* Records for the exercise *
┌──

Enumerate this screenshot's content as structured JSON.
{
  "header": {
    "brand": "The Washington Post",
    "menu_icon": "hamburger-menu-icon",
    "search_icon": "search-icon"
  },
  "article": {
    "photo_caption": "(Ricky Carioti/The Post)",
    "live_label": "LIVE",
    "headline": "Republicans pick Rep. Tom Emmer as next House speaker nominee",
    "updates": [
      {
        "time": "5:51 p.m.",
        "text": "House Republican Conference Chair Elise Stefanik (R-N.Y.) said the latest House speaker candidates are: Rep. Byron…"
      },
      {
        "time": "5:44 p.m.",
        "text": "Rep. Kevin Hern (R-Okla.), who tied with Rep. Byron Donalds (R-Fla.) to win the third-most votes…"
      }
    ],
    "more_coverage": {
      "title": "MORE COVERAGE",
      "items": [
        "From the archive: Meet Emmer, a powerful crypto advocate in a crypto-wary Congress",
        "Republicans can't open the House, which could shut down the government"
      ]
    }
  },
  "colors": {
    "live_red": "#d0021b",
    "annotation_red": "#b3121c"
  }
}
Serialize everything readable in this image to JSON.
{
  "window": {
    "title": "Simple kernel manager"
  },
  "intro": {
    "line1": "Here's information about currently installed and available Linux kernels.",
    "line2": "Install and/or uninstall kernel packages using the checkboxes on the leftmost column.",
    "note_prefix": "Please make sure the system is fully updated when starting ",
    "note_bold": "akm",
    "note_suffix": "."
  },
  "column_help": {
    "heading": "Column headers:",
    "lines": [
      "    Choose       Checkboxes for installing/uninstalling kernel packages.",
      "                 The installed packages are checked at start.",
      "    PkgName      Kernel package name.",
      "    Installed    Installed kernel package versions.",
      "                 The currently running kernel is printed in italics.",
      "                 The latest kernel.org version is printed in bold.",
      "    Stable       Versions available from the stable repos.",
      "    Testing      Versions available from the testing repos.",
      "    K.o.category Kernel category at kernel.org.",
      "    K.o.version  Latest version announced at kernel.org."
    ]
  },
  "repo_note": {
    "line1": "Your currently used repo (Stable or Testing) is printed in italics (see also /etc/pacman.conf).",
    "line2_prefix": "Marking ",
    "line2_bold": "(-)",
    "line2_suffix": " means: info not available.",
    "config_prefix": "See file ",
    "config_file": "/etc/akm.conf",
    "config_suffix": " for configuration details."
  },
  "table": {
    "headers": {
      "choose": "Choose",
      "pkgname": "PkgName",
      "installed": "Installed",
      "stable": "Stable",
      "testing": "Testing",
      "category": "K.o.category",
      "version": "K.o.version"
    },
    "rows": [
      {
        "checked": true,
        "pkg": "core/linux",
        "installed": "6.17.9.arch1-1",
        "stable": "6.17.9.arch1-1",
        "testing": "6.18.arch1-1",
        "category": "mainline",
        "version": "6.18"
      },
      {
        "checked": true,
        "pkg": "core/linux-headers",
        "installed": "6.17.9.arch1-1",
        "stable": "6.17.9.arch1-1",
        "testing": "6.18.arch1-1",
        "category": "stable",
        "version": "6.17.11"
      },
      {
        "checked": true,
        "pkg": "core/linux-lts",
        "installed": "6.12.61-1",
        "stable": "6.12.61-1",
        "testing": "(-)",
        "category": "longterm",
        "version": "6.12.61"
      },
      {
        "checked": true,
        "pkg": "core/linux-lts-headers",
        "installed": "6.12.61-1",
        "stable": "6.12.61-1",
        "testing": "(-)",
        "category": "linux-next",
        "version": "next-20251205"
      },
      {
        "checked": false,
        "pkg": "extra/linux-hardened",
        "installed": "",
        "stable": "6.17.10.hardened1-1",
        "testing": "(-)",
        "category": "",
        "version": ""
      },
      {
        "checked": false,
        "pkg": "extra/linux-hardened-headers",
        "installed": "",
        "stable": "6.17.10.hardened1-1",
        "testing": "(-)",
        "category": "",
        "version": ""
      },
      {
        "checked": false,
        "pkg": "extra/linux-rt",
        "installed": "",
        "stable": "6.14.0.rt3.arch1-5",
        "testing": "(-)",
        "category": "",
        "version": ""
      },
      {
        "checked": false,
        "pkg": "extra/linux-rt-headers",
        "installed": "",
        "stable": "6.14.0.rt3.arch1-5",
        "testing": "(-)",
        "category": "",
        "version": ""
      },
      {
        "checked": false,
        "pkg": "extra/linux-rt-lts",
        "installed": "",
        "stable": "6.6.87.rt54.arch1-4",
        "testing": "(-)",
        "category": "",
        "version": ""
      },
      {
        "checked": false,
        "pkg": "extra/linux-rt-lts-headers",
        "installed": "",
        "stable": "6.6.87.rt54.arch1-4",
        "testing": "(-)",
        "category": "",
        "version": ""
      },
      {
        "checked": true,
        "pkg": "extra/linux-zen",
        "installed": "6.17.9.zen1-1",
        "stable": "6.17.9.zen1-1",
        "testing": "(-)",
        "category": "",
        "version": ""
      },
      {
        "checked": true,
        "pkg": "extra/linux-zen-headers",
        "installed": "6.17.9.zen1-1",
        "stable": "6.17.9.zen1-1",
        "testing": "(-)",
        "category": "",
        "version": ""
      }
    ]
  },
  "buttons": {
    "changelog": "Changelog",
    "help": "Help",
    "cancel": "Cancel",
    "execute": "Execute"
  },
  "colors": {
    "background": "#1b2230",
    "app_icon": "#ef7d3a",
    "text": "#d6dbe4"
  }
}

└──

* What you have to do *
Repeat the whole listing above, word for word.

* Exercise result *
Enumerate this screenshot's content as structured JSON.
{
  "header": {
    "brand": "The Washington Post",
    "menu_icon": "hamburger-menu-icon",
    "search_icon": "search-icon"
  },
  "article": {
    "photo_caption": "(Ricky Carioti/The Post)",
    "live_label": "LIVE",
    "headline": "Republicans pick Rep. Tom Emmer as next House speaker nominee",
    "updates": [
      {
        "time": "5:51 p.m.",
        "text": "House Republican Conference Chair Elise Stefanik (R-N.Y.) said the latest House speaker candidates are: Rep. Byron…"
      },
      {
        "time": "5:44 p.m.",
        "text": "Rep. Kevin Hern (R-Okla.), who tied with Rep. Byron Donalds (R-Fla.) to win the third-most votes…"
      }
    ],
    "more_coverage": {
      "title": "MORE COVERAGE",
      "items": [
        "From the archive: Meet Emmer, a powerful crypto advocate in a crypto-wary Congress",
        "Republicans can't open the House, which could shut down the government"
      ]
    }
  },
  "colors": {
    "live_red": "#d0021b",
    "annotation_red": "#b3121c"
  }
}
Serialize everything readable in this image to JSON.
{
  "window": {
    "title": "Simple kernel manager"
  },
  "intro": {
    "line1": "Here's information about currently installed and available Linux kernels.",
    "line2": "Install and/or uninstall kernel packages using the checkboxes on the leftmost column.",
    "note_prefix": "Please make sure the system is fully updated when starting ",
    "note_bold": "akm",
    "note_suffix": "."
  },
  "column_help": {
    "heading": "Column headers:",
    "lines": [
      "    Choose       Checkboxes for installing/uninstalling kernel packages.",
      "                 The installed packages are checked at start.",
      "    PkgName      Kernel package name.",
      "    Installed    Installed kernel package versions.",
      "                 The currently running kernel is printed in italics.",
      "                 The latest kernel.org version is printed in bold.",
      "    Stable       Versions available from the stable repos.",
      "    Testing      Versions available from the testing repos.",
      "    K.o.category Kernel category at kernel.org.",
      "    K.o.version  Latest version announced at kernel.org."
    ]
  },
  "repo_note": {
    "line1": "Your currently used repo (Stable or Testing) is printed in italics (see also /etc/pacman.conf).",
    "line2_prefix": "Marking ",
    "line2_bold": "(-)",
    "line2_suffix": " means: info not available.",
    "config_prefix": "See file ",
    "config_file": "/etc/akm.conf",
    "config_suffix": " for configuration details."
  },
  "table": {
    "headers": {
      "choose": "Choose",
      "pkgname": "PkgName",
      "installed": "Installed",
      "stable": "Stable",
      "testing": "Testing",
      "category": "K.o.category",
      "version": "K.o.version"
    },
    "rows": [
      {
        "checked": true,
        "pkg": "core/linux",
        "installed": "6.17.9.arch1-1",
        "stable": "6.17.9.arch1-1",
        "testing": "6.18.arch1-1",
        "category": "mainline",
        "version": "6.18"
      },
      {
        "checked": true,
        "pkg": "core/linux-headers",
        "installed": "6.17.9.arch1-1",
        "stable": "6.17.9.arch1-1",
        "testing": "6.18.arch1-1",
        "category": "stable",
        "version": "6.17.11"
      },
      {
        "checked": true,
        "pkg": "core/linux-lts",
        "installed": "6.12.61-1",
        "stable": "6.12.61-1",
        "testing": "(-)",
        "category": "longterm",
        "version": "6.12.61"
      },
      {
        "checked": true,
        "pkg": "core/linux-lts-headers",
        "installed": "6.12.61-1",
        "stable": "6.12.61-1",
        "testing": "(-)",
        "category": "linux-next",
        "version": "next-20251205"
      },
      {
        "checked": false,
        "pkg": "extra/linux-hardened",
        "installed": "",
        "stable": "6.17.10.hardened1-1",
        "testing": "(-)",
        "category": "",
        "version": ""
      },
      {
        "checked": false,
        "pkg": "extra/linux-hardened-headers",
        "installed": "",
        "stable": "6.17.10.hardened1-1",
        "testing": "(-)",
        "category": "",
        "version": ""
      },
      {
        "checked": false,
        "pkg": "extra/linux-rt",
        "installed": "",
        "stable": "6.14.0.rt3.arch1-5",
        "testing": "(-)",
        "category": "",
        "version": ""
      },
      {
        "checked": false,
        "pkg": "extra/linux-rt-headers",
        "installed": "",
        "stable": "6.14.0.rt3.arch1-5",
        "testing": "(-)",
        "category": "",
        "version": ""
      },
      {
        "checked": false,
        "pkg": "extra/linux-rt-lts",
        "installed": "",
        "stable": "6.6.87.rt54.arch1-4",
        "testing": "(-)",
        "category": "",
        "version": ""
      },
      {
        "checked": false,
        "pkg": "extra/linux-rt-lts-headers",
        "installed": "",
        "stable": "6.6.87.rt54.arch1-4",
        "testing": "(-)",
        "category": "",
        "version": ""
      },
      {
        "checked": true,
        "pkg": "extra/linux-zen",
        "installed": "6.17.9.zen1-1",
        "stable": "6.17.9.zen1-1",
        "testing": "(-)",
        "category": "",
        "version": ""
      },
      {
        "checked": true,
        "pkg": "extra/linux-zen-headers",
        "installed": "6.17.9.zen1-1",
        "stable": "6.17.9.zen1-1",
        "testing": "(-)",
        "category": "",
        "version": ""
      }
    ]
  },
  "buttons": {
    "changelog": "Changelog",
    "help": "Help",
    "cancel": "Cancel",
    "execute": "Execute"
  },
  "colors": {
    "background": "#1b2230",
    "app_icon": "#ef7d3a",
    "text": "#d6dbe4"
  }
}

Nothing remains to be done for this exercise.